(Exercise details) Of the lines below, copy those that hold the word "Name".

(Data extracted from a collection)

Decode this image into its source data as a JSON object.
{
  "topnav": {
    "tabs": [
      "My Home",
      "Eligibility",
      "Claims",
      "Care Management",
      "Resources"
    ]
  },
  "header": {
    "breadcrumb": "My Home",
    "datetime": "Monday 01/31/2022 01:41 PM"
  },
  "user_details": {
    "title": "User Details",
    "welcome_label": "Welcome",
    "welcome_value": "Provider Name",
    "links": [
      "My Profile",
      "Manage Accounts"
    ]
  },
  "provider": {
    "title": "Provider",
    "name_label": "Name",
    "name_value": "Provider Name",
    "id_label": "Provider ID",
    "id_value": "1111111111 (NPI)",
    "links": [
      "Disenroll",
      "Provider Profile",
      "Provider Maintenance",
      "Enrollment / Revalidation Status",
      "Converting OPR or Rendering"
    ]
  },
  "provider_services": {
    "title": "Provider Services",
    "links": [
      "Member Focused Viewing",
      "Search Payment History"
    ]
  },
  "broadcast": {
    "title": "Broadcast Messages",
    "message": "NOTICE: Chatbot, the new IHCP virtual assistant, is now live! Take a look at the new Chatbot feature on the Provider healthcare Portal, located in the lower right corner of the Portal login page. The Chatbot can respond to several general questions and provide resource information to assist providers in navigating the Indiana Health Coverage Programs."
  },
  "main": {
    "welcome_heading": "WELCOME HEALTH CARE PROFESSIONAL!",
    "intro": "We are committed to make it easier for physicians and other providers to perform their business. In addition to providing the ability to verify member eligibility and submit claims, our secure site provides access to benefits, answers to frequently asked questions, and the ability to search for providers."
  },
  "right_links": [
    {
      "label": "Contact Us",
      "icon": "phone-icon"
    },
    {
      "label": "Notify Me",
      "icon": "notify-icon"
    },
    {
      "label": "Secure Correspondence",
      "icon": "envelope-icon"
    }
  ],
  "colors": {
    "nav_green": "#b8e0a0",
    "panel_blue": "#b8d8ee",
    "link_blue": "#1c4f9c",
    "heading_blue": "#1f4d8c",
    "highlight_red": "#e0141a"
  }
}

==

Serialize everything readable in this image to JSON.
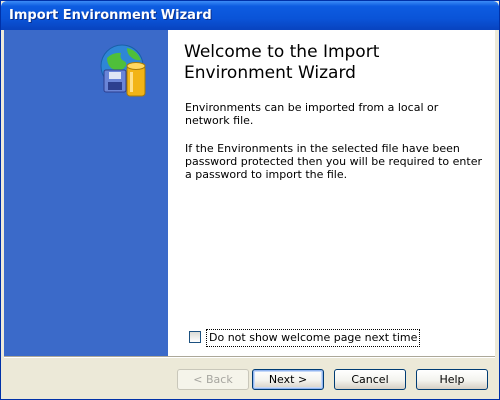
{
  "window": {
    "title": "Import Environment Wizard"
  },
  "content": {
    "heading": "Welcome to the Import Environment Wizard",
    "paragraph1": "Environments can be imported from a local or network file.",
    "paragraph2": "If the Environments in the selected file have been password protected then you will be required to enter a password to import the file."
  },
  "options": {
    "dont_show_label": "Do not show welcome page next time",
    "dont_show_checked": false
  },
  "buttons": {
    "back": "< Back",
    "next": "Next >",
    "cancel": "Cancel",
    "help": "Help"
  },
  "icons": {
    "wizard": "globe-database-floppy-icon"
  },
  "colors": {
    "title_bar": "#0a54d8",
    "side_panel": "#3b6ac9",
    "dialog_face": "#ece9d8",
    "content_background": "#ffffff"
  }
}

(Your solution)
    "welcome_value": "Provider Name",
    "name_label": "Name",
    "name_value": "Provider Name",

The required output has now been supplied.